• WHAT IS REQUIRED: The response should consist of the records that follow, repeated exactly.

━━ RECORD EXCERPTS ━━

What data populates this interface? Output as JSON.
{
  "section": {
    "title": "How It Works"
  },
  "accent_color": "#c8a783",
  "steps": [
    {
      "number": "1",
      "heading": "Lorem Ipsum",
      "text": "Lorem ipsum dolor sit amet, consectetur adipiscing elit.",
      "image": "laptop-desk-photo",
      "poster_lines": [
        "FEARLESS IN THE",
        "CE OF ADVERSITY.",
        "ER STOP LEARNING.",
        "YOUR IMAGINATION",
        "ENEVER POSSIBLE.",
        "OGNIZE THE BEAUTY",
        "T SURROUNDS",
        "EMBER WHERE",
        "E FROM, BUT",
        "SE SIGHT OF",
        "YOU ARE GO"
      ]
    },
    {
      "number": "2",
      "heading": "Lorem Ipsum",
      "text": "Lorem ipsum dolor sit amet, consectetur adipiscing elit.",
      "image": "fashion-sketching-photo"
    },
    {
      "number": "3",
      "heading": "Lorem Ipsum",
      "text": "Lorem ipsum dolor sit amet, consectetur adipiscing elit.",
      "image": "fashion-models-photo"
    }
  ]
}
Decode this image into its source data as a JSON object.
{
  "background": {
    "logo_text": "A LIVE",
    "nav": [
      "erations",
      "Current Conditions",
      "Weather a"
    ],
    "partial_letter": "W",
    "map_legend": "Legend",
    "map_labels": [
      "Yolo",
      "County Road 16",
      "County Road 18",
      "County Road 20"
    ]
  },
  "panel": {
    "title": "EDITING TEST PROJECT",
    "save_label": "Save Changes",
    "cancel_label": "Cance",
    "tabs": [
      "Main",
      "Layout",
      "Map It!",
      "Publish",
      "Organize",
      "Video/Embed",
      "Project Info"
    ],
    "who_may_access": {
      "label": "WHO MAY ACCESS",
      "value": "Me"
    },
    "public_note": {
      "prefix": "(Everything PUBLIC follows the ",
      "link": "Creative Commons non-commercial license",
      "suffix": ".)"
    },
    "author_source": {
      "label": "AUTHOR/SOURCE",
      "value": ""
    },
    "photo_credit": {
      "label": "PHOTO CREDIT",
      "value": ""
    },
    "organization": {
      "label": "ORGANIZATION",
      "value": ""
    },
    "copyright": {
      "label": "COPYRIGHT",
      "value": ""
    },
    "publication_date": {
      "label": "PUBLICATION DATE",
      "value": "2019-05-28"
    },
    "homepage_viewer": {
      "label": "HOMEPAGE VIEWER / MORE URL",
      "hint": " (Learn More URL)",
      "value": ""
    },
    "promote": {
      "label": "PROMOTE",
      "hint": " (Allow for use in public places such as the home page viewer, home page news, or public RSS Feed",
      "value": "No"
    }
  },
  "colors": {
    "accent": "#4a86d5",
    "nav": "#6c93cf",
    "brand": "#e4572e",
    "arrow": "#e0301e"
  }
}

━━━

• EXERCISE SOLUTION:
What data populates this interface? Output as JSON.
{
  "section": {
    "title": "How It Works"
  },
  "accent_color": "#c8a783",
  "steps": [
    {
      "number": "1",
      "heading": "Lorem Ipsum",
      "text": "Lorem ipsum dolor sit amet, consectetur adipiscing elit.",
      "image": "laptop-desk-photo",
      "poster_lines": [
        "FEARLESS IN THE",
        "CE OF ADVERSITY.",
        "ER STOP LEARNING.",
        "YOUR IMAGINATION",
        "ENEVER POSSIBLE.",
        "OGNIZE THE BEAUTY",
        "T SURROUNDS",
        "EMBER WHERE",
        "E FROM, BUT",
        "SE SIGHT OF",
        "YOU ARE GO"
      ]
    },
    {
      "number": "2",
      "heading": "Lorem Ipsum",
      "text": "Lorem ipsum dolor sit amet, consectetur adipiscing elit.",
      "image": "fashion-sketching-photo"
    },
    {
      "number": "3",
      "heading": "Lorem Ipsum",
      "text": "Lorem ipsum dolor sit amet, consectetur adipiscing elit.",
      "image": "fashion-models-photo"
    }
  ]
}
Decode this image into its source data as a JSON object.
{
  "background": {
    "logo_text": "A LIVE",
    "nav": [
      "erations",
      "Current Conditions",
      "Weather a"
    ],
    "partial_letter": "W",
    "map_legend": "Legend",
    "map_labels": [
      "Yolo",
      "County Road 16",
      "County Road 18",
      "County Road 20"
    ]
  },
  "panel": {
    "title": "EDITING TEST PROJECT",
    "save_label": "Save Changes",
    "cancel_label": "Cance",
    "tabs": [
      "Main",
      "Layout",
      "Map It!",
      "Publish",
      "Organize",
      "Video/Embed",
      "Project Info"
    ],
    "who_may_access": {
      "label": "WHO MAY ACCESS",
      "value": "Me"
    },
    "public_note": {
      "prefix": "(Everything PUBLIC follows the ",
      "link": "Creative Commons non-commercial license",
      "suffix": ".)"
    },
    "author_source": {
      "label": "AUTHOR/SOURCE",
      "value": ""
    },
    "photo_credit": {
      "label": "PHOTO CREDIT",
      "value": ""
    },
    "organization": {
      "label": "ORGANIZATION",
      "value": ""
    },
    "copyright": {
      "label": "COPYRIGHT",
      "value": ""
    },
    "publication_date": {
      "label": "PUBLICATION DATE",
      "value": "2019-05-28"
    },
    "homepage_viewer": {
      "label": "HOMEPAGE VIEWER / MORE URL",
      "hint": " (Learn More URL)",
      "value": ""
    },
    "promote": {
      "label": "PROMOTE",
      "hint": " (Allow for use in public places such as the home page viewer, home page news, or public RSS Feed",
      "value": "No"
    }
  },
  "colors": {
    "accent": "#4a86d5",
    "nav": "#6c93cf",
    "brand": "#e4572e",
    "arrow": "#e0301e"
  }
}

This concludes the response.